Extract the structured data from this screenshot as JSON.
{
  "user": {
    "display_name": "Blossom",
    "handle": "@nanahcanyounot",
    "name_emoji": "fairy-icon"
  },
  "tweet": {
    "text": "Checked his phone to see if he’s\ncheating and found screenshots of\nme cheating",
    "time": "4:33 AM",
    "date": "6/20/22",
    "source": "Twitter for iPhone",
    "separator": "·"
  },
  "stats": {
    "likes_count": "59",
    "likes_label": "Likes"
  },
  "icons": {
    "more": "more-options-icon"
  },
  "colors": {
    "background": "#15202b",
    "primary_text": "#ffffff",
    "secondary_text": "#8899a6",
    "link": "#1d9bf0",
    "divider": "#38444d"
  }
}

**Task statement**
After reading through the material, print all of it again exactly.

**Response box**
Extract the structured data from this screenshot as JSON.
{
  "user": {
    "display_name": "Blossom",
    "handle": "@nanahcanyounot",
    "name_emoji": "fairy-icon"
  },
  "tweet": {
    "text": "Checked his phone to see if he’s\ncheating and found screenshots of\nme cheating",
    "time": "4:33 AM",
    "date": "6/20/22",
    "source": "Twitter for iPhone",
    "separator": "·"
  },
  "stats": {
    "likes_count": "59",
    "likes_label": "Likes"
  },
  "icons": {
    "more": "more-options-icon"
  },
  "colors": {
    "background": "#15202b",
    "primary_text": "#ffffff",
    "secondary_text": "#8899a6",
    "link": "#1d9bf0",
    "divider": "#38444d"
  }
}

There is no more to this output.